*What to work on*: Each record below needs to be retyped exactly.

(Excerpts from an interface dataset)
···

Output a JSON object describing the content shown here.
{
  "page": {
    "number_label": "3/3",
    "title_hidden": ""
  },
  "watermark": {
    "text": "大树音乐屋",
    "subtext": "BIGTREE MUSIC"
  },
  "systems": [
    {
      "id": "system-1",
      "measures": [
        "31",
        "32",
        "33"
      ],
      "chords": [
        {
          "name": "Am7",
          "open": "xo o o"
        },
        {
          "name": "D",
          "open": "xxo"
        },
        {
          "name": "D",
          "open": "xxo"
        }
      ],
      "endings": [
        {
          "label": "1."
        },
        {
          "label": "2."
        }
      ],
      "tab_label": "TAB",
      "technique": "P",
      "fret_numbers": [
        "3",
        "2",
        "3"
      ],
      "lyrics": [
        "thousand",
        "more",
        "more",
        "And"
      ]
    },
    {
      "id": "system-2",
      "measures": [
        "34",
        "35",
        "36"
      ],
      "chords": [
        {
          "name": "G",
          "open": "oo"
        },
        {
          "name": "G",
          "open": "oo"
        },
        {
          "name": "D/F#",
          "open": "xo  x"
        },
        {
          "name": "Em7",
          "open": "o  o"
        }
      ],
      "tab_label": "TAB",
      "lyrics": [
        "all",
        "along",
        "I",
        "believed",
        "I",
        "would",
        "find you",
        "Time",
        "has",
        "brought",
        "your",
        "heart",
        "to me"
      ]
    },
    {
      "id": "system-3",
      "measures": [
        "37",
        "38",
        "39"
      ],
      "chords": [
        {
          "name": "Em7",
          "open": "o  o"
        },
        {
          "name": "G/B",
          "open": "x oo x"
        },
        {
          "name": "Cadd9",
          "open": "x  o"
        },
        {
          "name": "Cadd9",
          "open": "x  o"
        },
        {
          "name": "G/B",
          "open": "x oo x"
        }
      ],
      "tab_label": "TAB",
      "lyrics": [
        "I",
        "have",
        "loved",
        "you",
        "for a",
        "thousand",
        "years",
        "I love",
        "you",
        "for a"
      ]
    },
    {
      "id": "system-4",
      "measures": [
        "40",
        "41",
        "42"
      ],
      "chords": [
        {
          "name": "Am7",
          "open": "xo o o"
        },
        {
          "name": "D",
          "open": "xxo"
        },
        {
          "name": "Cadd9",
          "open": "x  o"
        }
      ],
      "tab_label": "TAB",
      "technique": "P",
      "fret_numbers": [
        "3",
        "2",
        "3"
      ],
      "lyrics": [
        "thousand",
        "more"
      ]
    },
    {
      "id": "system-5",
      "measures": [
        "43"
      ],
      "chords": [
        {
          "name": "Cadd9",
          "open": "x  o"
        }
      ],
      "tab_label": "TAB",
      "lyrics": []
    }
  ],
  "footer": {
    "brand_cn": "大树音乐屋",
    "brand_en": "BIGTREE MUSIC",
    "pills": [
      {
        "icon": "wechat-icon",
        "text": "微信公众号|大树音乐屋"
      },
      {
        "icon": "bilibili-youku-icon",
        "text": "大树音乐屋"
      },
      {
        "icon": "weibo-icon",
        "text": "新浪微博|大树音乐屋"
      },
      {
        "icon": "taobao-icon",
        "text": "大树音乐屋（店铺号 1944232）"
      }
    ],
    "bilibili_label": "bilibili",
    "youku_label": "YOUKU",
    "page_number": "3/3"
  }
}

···

*Response to this exercise*:
Output a JSON object describing the content shown here.
{
  "page": {
    "number_label": "3/3",
    "title_hidden": ""
  },
  "watermark": {
    "text": "大树音乐屋",
    "subtext": "BIGTREE MUSIC"
  },
  "systems": [
    {
      "id": "system-1",
      "measures": [
        "31",
        "32",
        "33"
      ],
      "chords": [
        {
          "name": "Am7",
          "open": "xo o o"
        },
        {
          "name": "D",
          "open": "xxo"
        },
        {
          "name": "D",
          "open": "xxo"
        }
      ],
      "endings": [
        {
          "label": "1."
        },
        {
          "label": "2."
        }
      ],
      "tab_label": "TAB",
      "technique": "P",
      "fret_numbers": [
        "3",
        "2",
        "3"
      ],
      "lyrics": [
        "thousand",
        "more",
        "more",
        "And"
      ]
    },
    {
      "id": "system-2",
      "measures": [
        "34",
        "35",
        "36"
      ],
      "chords": [
        {
          "name": "G",
          "open": "oo"
        },
        {
          "name": "G",
          "open": "oo"
        },
        {
          "name": "D/F#",
          "open": "xo  x"
        },
        {
          "name": "Em7",
          "open": "o  o"
        }
      ],
      "tab_label": "TAB",
      "lyrics": [
        "all",
        "along",
        "I",
        "believed",
        "I",
        "would",
        "find you",
        "Time",
        "has",
        "brought",
        "your",
        "heart",
        "to me"
      ]
    },
    {
      "id": "system-3",
      "measures": [
        "37",
        "38",
        "39"
      ],
      "chords": [
        {
          "name": "Em7",
          "open": "o  o"
        },
        {
          "name": "G/B",
          "open": "x oo x"
        },
        {
          "name": "Cadd9",
          "open": "x  o"
        },
        {
          "name": "Cadd9",
          "open": "x  o"
        },
        {
          "name": "G/B",
          "open": "x oo x"
        }
      ],
      "tab_label": "TAB",
      "lyrics": [
        "I",
        "have",
        "loved",
        "you",
        "for a",
        "thousand",
        "years",
        "I love",
        "you",
        "for a"
      ]
    },
    {
      "id": "system-4",
      "measures": [
        "40",
        "41",
        "42"
      ],
      "chords": [
        {
          "name": "Am7",
          "open": "xo o o"
        },
        {
          "name": "D",
          "open": "xxo"
        },
        {
          "name": "Cadd9",
          "open": "x  o"
        }
      ],
      "tab_label": "TAB",
      "technique": "P",
      "fret_numbers": [
        "3",
        "2",
        "3"
      ],
      "lyrics": [
        "thousand",
        "more"
      ]
    },
    {
      "id": "system-5",
      "measures": [
        "43"
      ],
      "chords": [
        {
          "name": "Cadd9",
          "open": "x  o"
        }
      ],
      "tab_label": "TAB",
      "lyrics": []
    }
  ],
  "footer": {
    "brand_cn": "大树音乐屋",
    "brand_en": "BIGTREE MUSIC",
    "pills": [
      {
        "icon": "wechat-icon",
        "text": "微信公众号|大树音乐屋"
      },
      {
        "icon": "bilibili-youku-icon",
        "text": "大树音乐屋"
      },
      {
        "icon": "weibo-icon",
        "text": "新浪微博|大树音乐屋"
      },
      {
        "icon": "taobao-icon",
        "text": "大树音乐屋（店铺号 1944232）"
      }
    ],
    "bilibili_label": "bilibili",
    "youku_label": "YOUKU",
    "page_number": "3/3"
  }
}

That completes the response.